Japanese researchers said on Friday they had transplanted so-called "iPS" stem cells into the brains of patients with Parkinson's disease, the world's first trial.
2.4 million cells are injected. The Kyoto University team injected 2.4 million of these pluripotent cells, which were able to provide all types of cells, to the left brain, during a three-hour operation carried out that month. then. The man, in his fifties, was well tolerated and will now be monitored for two years, Kyoto University said in a statement. If no problems arise within the next six months, the researchers will then plant 2.4 million additional cells, this time in the right part of the patient's brain.
IPS cells from healthy donors are thought to develop into neurons that produce dopamine, a neurotransmitter involved in motor control. Kyoto University announced in July this clinical trial with seven participants aged 50 to 69 years. "I pay homage to patients for their courageous and persistent participation," Professor Jun Takahashi said, quoted on Friday by NHK public television channel.
More than ten million people are affected. Parkinson's disease is characterized by degeneration of these neurons and produces symptoms that get worse such as tremors, limb stiffness and decreased body movements. This affects more than 10 million people worldwide, according to the US Parkinson's Disease Foundation. Currently available therapies "improve symptoms without slowing down the progress of the disease," said the foundation. This new study aims to reduce crime.
The first test on monkeys. These experiments followed experiments conducted on monkeys with human origin stem cells that made it possible to enhance the ability of primates to suffer from Parkinson's form to make movements, according to a study published at the end of August 2017 in the scientific journal Nature. Survival of grafted cells, by injection into the primate brain, is observed for two years without the appearance of tumors.
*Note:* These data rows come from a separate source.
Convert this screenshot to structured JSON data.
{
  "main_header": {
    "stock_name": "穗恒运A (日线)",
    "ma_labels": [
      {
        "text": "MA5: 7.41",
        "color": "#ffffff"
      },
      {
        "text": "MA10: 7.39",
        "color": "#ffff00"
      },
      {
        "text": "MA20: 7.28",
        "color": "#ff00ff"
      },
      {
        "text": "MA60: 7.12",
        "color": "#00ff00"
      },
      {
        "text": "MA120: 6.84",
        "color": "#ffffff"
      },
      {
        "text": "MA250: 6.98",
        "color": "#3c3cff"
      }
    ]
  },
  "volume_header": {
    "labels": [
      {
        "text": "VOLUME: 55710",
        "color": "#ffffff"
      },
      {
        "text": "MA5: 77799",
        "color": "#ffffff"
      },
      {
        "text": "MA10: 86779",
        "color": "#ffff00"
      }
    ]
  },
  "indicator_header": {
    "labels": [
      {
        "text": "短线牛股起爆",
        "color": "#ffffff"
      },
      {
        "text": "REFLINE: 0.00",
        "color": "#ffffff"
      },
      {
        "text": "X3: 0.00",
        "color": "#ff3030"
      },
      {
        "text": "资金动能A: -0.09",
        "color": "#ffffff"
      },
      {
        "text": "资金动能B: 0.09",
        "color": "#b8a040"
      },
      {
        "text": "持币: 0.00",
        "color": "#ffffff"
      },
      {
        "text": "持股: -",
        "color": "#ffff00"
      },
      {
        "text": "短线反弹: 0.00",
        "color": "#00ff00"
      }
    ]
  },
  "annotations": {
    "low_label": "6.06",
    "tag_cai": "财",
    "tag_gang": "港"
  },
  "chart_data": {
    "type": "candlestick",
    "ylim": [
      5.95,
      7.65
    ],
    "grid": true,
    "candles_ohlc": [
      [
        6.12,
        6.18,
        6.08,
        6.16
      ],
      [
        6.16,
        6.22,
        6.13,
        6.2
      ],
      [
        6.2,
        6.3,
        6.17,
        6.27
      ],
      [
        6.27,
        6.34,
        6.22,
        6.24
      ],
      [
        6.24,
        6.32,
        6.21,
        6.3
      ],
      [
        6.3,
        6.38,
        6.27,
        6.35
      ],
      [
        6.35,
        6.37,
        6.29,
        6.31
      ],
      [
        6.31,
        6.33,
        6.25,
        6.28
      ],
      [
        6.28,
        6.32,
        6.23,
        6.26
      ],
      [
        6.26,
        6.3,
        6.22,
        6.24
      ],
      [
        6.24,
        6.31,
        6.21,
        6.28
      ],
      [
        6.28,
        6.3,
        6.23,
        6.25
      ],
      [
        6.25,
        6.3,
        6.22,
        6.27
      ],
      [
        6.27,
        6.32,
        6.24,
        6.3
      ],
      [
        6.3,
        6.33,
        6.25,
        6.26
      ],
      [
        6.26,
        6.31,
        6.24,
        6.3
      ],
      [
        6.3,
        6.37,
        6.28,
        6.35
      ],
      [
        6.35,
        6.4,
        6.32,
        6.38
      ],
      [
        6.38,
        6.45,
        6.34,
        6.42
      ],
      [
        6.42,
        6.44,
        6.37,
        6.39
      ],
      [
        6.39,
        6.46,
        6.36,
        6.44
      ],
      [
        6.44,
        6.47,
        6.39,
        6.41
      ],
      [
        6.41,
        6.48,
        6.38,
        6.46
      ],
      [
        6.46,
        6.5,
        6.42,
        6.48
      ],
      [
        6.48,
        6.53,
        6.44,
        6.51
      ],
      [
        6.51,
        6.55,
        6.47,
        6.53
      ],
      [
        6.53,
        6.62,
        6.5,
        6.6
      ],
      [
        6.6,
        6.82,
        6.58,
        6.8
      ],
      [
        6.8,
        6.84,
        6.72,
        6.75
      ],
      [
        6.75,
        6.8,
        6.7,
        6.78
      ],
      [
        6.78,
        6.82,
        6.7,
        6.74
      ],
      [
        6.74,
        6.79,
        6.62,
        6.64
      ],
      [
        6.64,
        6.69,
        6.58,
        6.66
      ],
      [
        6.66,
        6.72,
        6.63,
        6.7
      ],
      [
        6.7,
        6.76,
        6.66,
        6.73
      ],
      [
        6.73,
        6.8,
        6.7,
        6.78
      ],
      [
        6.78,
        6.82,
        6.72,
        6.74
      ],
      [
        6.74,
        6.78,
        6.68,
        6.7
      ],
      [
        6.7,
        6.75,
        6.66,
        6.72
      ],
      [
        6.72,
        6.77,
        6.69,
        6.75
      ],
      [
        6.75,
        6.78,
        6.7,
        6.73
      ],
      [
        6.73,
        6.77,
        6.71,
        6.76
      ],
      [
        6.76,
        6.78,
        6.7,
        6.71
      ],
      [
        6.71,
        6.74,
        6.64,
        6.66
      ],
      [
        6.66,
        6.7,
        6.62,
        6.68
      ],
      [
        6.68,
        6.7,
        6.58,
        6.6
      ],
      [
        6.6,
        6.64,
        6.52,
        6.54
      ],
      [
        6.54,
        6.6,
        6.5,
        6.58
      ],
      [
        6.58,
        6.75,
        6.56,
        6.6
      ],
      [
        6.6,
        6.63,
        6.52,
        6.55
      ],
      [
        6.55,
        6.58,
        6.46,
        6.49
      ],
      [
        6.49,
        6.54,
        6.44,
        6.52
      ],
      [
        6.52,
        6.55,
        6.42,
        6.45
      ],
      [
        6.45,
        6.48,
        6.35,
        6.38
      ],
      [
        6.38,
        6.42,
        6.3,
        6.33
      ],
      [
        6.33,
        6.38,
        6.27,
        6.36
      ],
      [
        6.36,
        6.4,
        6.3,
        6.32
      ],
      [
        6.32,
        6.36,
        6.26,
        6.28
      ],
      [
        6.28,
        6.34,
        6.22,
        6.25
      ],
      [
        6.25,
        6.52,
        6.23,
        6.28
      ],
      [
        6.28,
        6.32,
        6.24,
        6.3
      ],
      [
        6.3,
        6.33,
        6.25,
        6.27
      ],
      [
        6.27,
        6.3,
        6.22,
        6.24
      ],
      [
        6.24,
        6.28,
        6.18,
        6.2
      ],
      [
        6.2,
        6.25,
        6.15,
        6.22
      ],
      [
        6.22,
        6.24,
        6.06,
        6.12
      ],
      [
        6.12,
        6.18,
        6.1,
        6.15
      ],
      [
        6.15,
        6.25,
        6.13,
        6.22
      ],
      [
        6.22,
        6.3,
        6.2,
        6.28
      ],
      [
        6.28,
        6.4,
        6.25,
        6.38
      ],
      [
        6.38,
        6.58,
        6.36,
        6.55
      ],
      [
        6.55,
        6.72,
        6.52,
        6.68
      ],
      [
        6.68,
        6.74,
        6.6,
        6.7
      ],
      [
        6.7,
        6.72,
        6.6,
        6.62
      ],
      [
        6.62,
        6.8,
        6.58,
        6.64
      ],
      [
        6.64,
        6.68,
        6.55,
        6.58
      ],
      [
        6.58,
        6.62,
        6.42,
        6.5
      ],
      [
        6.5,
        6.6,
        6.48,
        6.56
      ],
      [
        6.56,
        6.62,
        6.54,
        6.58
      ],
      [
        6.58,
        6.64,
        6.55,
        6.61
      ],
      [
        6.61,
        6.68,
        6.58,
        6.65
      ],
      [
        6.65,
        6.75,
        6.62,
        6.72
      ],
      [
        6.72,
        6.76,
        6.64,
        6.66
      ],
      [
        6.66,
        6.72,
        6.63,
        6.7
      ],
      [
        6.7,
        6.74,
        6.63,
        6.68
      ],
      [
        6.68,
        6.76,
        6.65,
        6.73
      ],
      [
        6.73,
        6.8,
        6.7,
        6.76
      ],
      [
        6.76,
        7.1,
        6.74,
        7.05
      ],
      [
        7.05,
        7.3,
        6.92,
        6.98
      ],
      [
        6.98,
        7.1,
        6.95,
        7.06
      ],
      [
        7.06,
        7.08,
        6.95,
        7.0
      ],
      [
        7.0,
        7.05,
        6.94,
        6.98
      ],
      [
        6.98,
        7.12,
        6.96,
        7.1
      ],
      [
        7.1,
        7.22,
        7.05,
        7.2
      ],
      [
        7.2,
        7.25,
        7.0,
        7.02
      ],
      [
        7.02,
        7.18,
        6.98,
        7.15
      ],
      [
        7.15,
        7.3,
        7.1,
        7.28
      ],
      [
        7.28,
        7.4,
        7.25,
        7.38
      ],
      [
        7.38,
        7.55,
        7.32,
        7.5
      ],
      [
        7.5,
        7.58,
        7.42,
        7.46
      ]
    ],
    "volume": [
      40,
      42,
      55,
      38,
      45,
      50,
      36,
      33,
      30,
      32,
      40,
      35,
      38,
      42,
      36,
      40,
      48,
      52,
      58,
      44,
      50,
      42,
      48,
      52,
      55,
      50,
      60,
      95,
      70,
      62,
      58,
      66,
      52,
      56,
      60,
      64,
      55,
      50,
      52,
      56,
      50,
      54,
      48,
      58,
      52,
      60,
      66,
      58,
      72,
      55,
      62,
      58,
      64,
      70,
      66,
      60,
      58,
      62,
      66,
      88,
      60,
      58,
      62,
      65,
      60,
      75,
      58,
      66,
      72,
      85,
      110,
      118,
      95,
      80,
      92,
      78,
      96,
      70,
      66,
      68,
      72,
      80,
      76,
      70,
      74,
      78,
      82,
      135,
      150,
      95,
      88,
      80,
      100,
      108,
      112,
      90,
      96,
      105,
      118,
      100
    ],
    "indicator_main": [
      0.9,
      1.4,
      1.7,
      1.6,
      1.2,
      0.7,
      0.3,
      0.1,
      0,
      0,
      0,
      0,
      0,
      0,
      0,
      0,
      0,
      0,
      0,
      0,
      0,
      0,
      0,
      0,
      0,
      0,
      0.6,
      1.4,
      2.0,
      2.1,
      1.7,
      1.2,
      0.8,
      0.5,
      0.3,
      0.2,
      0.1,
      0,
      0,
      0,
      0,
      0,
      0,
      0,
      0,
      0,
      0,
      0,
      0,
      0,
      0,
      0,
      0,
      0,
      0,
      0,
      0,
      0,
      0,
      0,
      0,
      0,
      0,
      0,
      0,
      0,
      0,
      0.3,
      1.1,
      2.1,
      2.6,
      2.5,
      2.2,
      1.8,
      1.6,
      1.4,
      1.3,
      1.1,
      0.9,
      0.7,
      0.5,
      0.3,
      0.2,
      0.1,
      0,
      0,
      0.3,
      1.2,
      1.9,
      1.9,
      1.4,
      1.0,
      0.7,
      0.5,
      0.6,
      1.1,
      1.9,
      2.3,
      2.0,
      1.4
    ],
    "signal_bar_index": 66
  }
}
Cells that do not cause fundamental ethical problems. Induced Pluripotent Stem Cells (IPS) are adult cells that are brought back to a near-embryo state by expressing four genes back (usually inactive in adult cells). This genetic manipulation gives them the ability to produce various types of cells (pluripotency), according to the place of the body where they are then transplanted. The use of iPS cells does not cause fundamental ethical problems, unlike stem cells taken from human embryos.